The war in Afghanistan is finally over. Our troops are home. The tragedy of two suicide bombers killing hundreds of people including 13 American troops is seared into my memory. Those soldiers were trying to save mostly Afgan men, women and children by facilitating a transfer out of Kabul to a safer destination.
My wife served in the Navy. She understands first hand the sacrifices that young men and women make to serve our country. As more and more people criticized our withdrawal from Afghanistan, she became irritated at the comments being made by those who never were part of the military. It is easy for politicians and citizens alike to judge the last horrific events in Kabul as a “botched”mission, yet why didn’t they volunteer to go? (Letter to the editor, A4, WMI, 8/27/21) There are members of the military and veterans who have served who have an opinion that matters.
It is time we stop pointing fingers and realize that this entire war from beginning to end needs to owned by every American as a success and a failure.

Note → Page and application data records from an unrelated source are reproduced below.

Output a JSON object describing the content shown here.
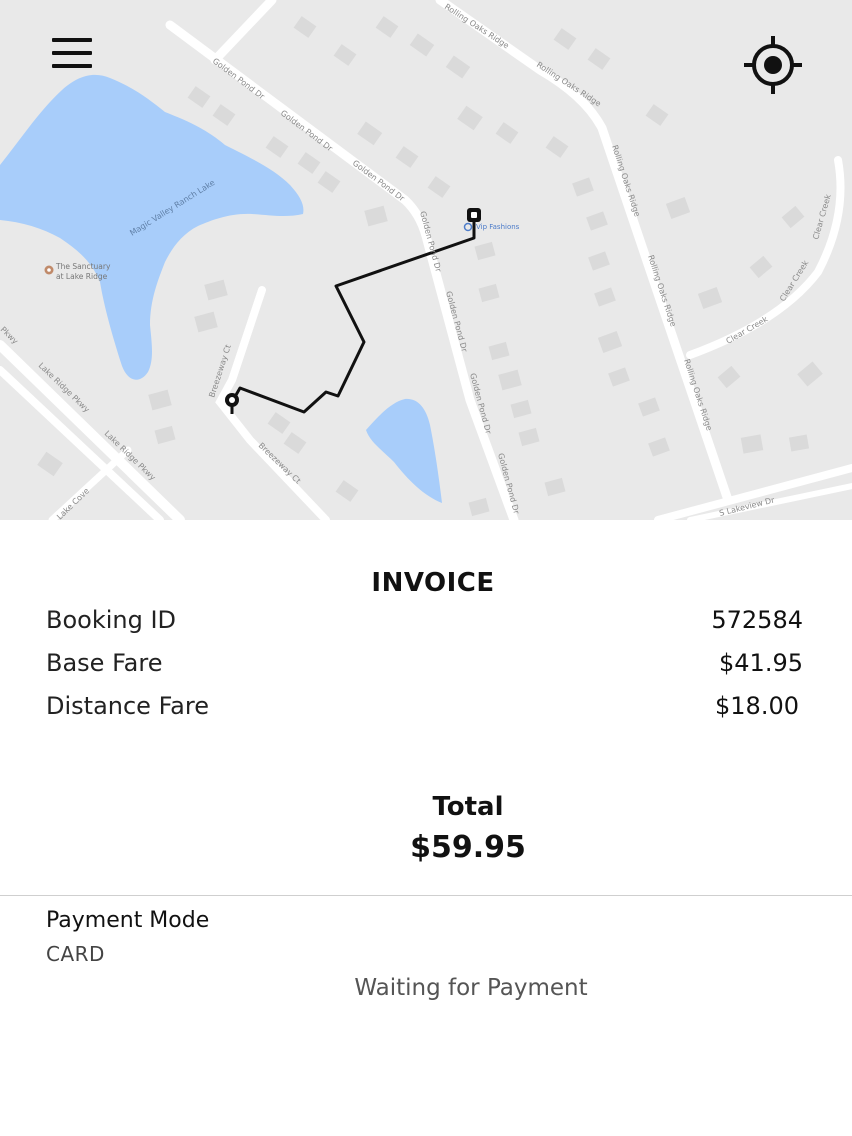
{
  "map": {
    "lake_label": "Magic Valley Ranch Lake",
    "poi_label_line1": "The Sanctuary",
    "poi_label_line2": "at Lake Ridge",
    "shop_label": "Vip Fashions",
    "roads": {
      "rolling_oaks_ridge": "Rolling Oaks Ridge",
      "golden_pond_dr": "Golden Pond Dr",
      "lake_ridge_pkwy": "Lake Ridge Pkwy",
      "breezeway_ct": "Breezeway Ct",
      "clear_creek": "Clear Creek",
      "s_lakeview_dr": "S Lakeview Dr",
      "lake_cove": "Lake Cove",
      "pkwy": "Pkwy"
    },
    "colors": {
      "land": "#e9e9e9",
      "water": "#a8cdfa",
      "road": "#ffffff",
      "route": "#111111"
    }
  },
  "toolbar": {
    "menu_icon": "hamburger-menu-icon",
    "locate_icon": "crosshair-locate-icon"
  },
  "invoice": {
    "title": "INVOICE",
    "rows": [
      {
        "label": "Booking ID",
        "value": "572584"
      },
      {
        "label": "Base Fare",
        "value": "$41.95"
      },
      {
        "label": "Distance Fare",
        "value": "$18.00"
      }
    ],
    "total_label": "Total",
    "total_value": "$59.95",
    "payment_mode_label": "Payment Mode",
    "payment_mode_value": "CARD",
    "status": "Waiting for Payment"
  }
}
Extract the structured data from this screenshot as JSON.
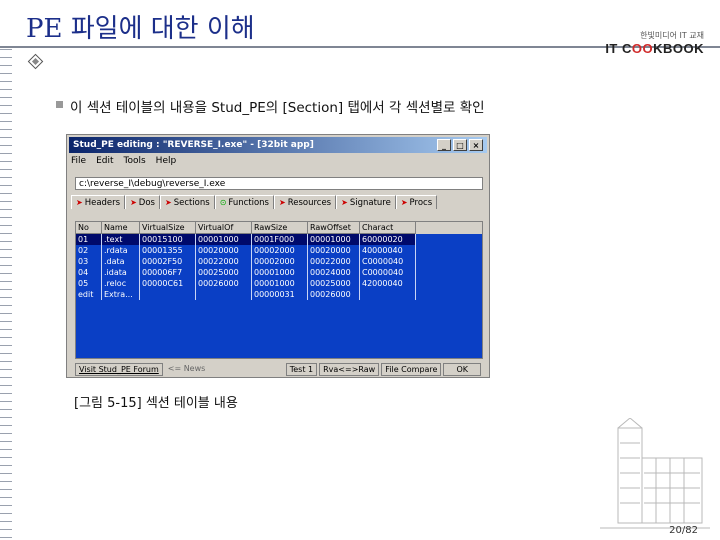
{
  "slide": {
    "title": "PE 파일에 대한 이해",
    "logo_sub": "한빛미디어 IT 교재",
    "logo_main_1": "IT C",
    "logo_main_o": "OO",
    "logo_main_2": "KBOOK",
    "bullet": "이 섹션 테이블의 내용을 Stud_PE의 [Section] 탭에서 각 섹션별로 확인",
    "caption": "[그림 5-15] 섹션 테이블 내용",
    "page": "20/82"
  },
  "window": {
    "title": "Stud_PE editing : \"REVERSE_I.exe\" - [32bit app]",
    "menu": [
      "File",
      "Edit",
      "Tools",
      "Help"
    ],
    "path": "c:\\reverse_I\\debug\\reverse_I.exe",
    "tabs": [
      {
        "icon": "headers-icon",
        "label": "Headers"
      },
      {
        "icon": "dos-icon",
        "label": "Dos"
      },
      {
        "icon": "sections-icon",
        "label": "Sections"
      },
      {
        "icon": "functions-icon",
        "label": "Functions"
      },
      {
        "icon": "resources-icon",
        "label": "Resources"
      },
      {
        "icon": "signature-icon",
        "label": "Signature"
      },
      {
        "icon": "procs-icon",
        "label": "Procs"
      }
    ],
    "columns": [
      "No",
      "Name",
      "VirtualSize",
      "VirtualOf",
      "RawSize",
      "RawOffset",
      "Charact"
    ],
    "rows": [
      [
        "01",
        ".text",
        "00015100",
        "00001000",
        "0001F000",
        "00001000",
        "60000020"
      ],
      [
        "02",
        ".rdata",
        "00001355",
        "00020000",
        "00002000",
        "00020000",
        "40000040"
      ],
      [
        "03",
        ".data",
        "00002F50",
        "00022000",
        "00002000",
        "00022000",
        "C0000040"
      ],
      [
        "04",
        ".idata",
        "000006F7",
        "00025000",
        "00001000",
        "00024000",
        "C0000040"
      ],
      [
        "05",
        ".reloc",
        "00000C61",
        "00026000",
        "00001000",
        "00025000",
        "42000040"
      ],
      [
        "edit",
        "Extra...",
        "",
        "",
        "00000031",
        "00026000",
        ""
      ]
    ],
    "bottom": {
      "forum": "Visit Stud_PE Forum",
      "news": "<= News",
      "test": "Test 1",
      "rva": "Rva<=>Raw",
      "compare": "File Compare",
      "ok": "OK"
    }
  }
}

After the bombing of the World Trade Center, there was near unanimous support by all Americans to invade Afghanistan. We successfully displaced the Taliban and Al Queda. Osama Bin Laden was eventually found and held accountable. We allowed Afghan society to experience a new life in the form of democracy and equality for women for nearly 20 years. We also were able to successfully respond to the rise of the Islamic State.
We failed when we lost focus on the mission and invaded Iraq. We failed when we began Nation Building instead of pulling out. We failed when we negotiated a treaty with the Taliban and did not include the Afghanistan leadership. We failed when 5,000 Taliban prisoners were released before we left. We failed every time another life was lost in Afghanistan whether it was an Afgan child or an American Marine. War is awful no matter how you look at it.
The two actions that were correct, without dispute , were the decision to invade Afghanistan and our decision to end the war, nearly 20 years later.
Let’s stop the blaming. It was a collective success and failure. It is over. It is time to heal and come together. I will always remember the ultimate sacrifices made by 2,372 individuals in our American military. There were 241,000 people who died during the Afghanistan and Pakistan conflict since 2001. Approximately 71,000 were civilians. I only hope we, America, can learn from this tragedy.
Gregory Jarrin, MD,